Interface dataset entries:
▬▬▬
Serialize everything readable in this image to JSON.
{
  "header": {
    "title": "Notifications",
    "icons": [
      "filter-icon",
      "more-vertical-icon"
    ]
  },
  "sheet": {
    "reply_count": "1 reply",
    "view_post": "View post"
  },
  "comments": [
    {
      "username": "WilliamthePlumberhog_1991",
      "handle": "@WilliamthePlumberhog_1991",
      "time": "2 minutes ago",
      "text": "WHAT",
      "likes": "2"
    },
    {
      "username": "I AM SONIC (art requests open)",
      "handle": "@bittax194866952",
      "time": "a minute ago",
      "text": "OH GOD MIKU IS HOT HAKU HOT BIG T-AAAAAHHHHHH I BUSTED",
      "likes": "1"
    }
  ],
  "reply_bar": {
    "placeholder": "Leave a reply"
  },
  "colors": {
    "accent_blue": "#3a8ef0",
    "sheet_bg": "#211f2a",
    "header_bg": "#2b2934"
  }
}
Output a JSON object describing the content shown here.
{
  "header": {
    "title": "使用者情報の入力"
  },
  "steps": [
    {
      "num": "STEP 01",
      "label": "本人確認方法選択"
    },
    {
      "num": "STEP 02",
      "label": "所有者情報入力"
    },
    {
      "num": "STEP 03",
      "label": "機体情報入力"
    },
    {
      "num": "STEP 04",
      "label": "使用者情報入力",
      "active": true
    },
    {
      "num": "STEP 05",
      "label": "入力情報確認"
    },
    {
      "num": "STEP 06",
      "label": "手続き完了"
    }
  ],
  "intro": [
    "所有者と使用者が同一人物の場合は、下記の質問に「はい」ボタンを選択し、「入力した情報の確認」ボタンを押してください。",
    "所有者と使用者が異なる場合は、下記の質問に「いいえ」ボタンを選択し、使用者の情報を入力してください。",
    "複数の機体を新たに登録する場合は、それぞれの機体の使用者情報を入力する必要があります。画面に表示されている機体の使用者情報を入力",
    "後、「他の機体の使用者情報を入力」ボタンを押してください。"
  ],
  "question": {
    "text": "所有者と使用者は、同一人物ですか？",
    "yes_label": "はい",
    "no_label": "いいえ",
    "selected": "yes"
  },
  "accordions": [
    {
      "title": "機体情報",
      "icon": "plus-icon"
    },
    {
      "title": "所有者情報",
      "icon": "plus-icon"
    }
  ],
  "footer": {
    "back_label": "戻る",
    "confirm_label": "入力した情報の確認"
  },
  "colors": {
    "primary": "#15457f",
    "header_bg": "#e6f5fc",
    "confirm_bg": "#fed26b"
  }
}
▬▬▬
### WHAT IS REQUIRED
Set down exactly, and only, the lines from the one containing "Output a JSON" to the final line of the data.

### SOLUTION
Output a JSON object describing the content shown here.
{
  "header": {
    "title": "使用者情報の入力"
  },
  "steps": [
    {
      "num": "STEP 01",
      "label": "本人確認方法選択"
    },
    {
      "num": "STEP 02",
      "label": "所有者情報入力"
    },
    {
      "num": "STEP 03",
      "label": "機体情報入力"
    },
    {
      "num": "STEP 04",
      "label": "使用者情報入力",
      "active": true
    },
    {
      "num": "STEP 05",
      "label": "入力情報確認"
    },
    {
      "num": "STEP 06",
      "label": "手続き完了"
    }
  ],
  "intro": [
    "所有者と使用者が同一人物の場合は、下記の質問に「はい」ボタンを選択し、「入力した情報の確認」ボタンを押してください。",
    "所有者と使用者が異なる場合は、下記の質問に「いいえ」ボタンを選択し、使用者の情報を入力してください。",
    "複数の機体を新たに登録する場合は、それぞれの機体の使用者情報を入力する必要があります。画面に表示されている機体の使用者情報を入力",
    "後、「他の機体の使用者情報を入力」ボタンを押してください。"
  ],
  "question": {
    "text": "所有者と使用者は、同一人物ですか？",
    "yes_label": "はい",
    "no_label": "いいえ",
    "selected": "yes"
  },
  "accordions": [
    {
      "title": "機体情報",
      "icon": "plus-icon"
    },
    {
      "title": "所有者情報",
      "icon": "plus-icon"
    }
  ],
  "footer": {
    "back_label": "戻る",
    "confirm_label": "入力した情報の確認"
  },
  "colors": {
    "primary": "#15457f",
    "header_bg": "#e6f5fc",
    "confirm_bg": "#fed26b"
  }
}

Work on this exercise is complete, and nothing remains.